|teoria||5||I semestre||Annalisa Polverari|
|laboratorio||1||I semestre||Annalisa Polverari|
Students will acquire a general picture of the main phytosanitary issues, with a basic introduction to biology and epidemiology of plant pathogens and the most important concepts of plant diagnosis and disease control.
On the other hand, he/she will acquire a deep understanding of molecular basis of plant- pathogen interactions, with special emphasis on mechaanisms of pathogenicity and virulence, plant resistance to pathogens, and inherent biotechnological applications.
General concepts on plant disease; description of the principal biotic plant pathogens (fungi, bacteria, phytoplasmas, viruses and viroids). Nutritional strategies and life cycle of plant pathogens. Symptom analysis and description.
Diagnosis of plant pathogens with traditional, molecular and serological techniques.
Basic concepts in epidemiology, plant disease management and control.
Molecular mechanisms of pathogenicity and virulence.
Phytopathogenic fungi and pseudo-fungi; general life cycle and virulence factors. Detailed life cycle for Plasmopara viticola, Erysiphe necator, Venturia inaequalis, Botrytis cinerea, Puccinia graminis.
Phytopathogenic bacteria: virulence factors, function of hrp and avr genes. Detailed life cycles for Erwinia amylovora, Pseudomonas syringae.
Phytopathogenic viruses: basic knowledge of replication, gene expression, assembly, movement of the viral particle into the infected plant. Detailed examples: Tobacco Mosaic Virus (TMV), Potato Virus Y (PVY). Viral transmission through vectors. Satellite viruses and satellite RNAs. Use of viruses as expression vectors. Basic knowledge of phytoplasmas and viroid infection process and epidemiology.
Plant-pathogen interaction and plant resistance to disease. Molecular bases of host specificity. Non-host resistance and race-specific resistance.
Plant-pathogen recognition: the elicitor-receptor model and the guard model.
Structure, function and evolution of plant resistance genes.
Signal transduction in plant resistence: reactive oxygen species, nitric oxide, salycilic acid, jasmonate and ethylene in plant defence.
Mechanisms of resistance: pathogenesis-related proteins, gene expression related to resistance. Post-transcriptional gene silencing as a resistance mechanism against viral pathogens.
Arabidopsis as a model plant: use of mutants for the identification of key components in the signal transduction cascade.
Systemic resistance responses: Systemic Acquired Resistance (SAR); Induced Systemic Resistence (ISR); Systemic Wound Response.

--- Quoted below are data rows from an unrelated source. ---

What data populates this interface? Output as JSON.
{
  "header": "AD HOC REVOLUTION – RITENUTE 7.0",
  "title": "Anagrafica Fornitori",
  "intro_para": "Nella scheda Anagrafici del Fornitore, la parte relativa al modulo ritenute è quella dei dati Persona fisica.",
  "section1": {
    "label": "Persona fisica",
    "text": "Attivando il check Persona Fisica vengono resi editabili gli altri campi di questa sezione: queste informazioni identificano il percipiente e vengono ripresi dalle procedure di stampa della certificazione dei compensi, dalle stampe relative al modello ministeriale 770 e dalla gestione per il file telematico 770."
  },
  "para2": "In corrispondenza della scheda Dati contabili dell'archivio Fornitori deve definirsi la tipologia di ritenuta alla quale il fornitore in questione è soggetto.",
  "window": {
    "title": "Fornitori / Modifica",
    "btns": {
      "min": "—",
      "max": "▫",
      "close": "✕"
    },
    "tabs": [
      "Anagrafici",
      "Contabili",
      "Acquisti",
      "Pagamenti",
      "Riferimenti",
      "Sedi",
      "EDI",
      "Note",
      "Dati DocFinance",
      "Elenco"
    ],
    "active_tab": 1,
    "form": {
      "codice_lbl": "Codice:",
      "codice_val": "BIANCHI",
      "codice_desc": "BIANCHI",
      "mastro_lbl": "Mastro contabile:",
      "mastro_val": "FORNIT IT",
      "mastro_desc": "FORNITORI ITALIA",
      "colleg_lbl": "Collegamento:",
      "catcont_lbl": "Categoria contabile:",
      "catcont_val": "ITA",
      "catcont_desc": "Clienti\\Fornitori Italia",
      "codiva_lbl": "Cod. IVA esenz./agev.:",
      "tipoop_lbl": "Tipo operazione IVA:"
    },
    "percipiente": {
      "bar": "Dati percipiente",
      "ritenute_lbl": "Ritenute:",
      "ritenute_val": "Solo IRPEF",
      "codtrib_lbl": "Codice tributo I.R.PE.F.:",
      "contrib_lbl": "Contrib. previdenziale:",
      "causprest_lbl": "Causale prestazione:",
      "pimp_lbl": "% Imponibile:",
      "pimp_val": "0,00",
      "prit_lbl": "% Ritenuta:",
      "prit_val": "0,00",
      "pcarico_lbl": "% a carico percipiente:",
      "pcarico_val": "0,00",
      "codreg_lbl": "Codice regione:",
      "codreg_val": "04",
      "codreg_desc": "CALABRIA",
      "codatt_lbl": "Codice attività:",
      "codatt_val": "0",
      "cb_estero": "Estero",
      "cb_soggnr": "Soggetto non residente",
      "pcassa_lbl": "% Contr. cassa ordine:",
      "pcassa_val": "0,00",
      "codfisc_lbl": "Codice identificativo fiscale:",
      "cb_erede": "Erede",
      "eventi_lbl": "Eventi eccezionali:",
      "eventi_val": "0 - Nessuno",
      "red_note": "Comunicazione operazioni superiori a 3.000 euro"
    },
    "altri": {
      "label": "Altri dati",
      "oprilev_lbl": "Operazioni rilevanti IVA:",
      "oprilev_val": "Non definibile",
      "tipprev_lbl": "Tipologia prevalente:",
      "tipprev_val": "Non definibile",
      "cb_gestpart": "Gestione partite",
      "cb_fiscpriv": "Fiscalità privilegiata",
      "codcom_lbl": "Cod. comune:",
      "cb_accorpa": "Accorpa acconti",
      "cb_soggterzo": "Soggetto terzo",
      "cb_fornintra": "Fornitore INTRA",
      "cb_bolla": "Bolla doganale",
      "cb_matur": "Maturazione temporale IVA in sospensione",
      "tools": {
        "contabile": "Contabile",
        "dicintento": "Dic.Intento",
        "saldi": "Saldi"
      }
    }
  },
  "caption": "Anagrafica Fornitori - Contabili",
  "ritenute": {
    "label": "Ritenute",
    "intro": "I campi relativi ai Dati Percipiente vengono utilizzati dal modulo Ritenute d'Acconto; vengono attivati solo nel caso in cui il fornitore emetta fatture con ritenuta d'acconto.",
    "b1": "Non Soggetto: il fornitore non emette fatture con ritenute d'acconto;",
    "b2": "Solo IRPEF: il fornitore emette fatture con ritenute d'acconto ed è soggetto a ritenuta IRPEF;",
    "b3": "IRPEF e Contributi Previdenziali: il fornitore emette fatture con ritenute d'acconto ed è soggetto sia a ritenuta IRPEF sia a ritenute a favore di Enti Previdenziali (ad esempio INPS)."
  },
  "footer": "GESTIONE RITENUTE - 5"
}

Biotechnological approaches to breed resistant plants:
transgenic expression of genes deriving from other plants, from other organisms and from pathogens (pathogen derived resistance).
Symptom observation. Isolation of fungal and bacterial pathogens in pure culture.
Morphological identification of some phytopathogenic fungi at the light microscope.
Pathogenicity test for bacteria (hypersensitive reaction on tobacco plants)
Inoculation of viral pathogens on indicator plant species.
Serological tests for identification of phytopathogenic viruses: the ELISA test.
Molecular detection of plant pathogens (PCR).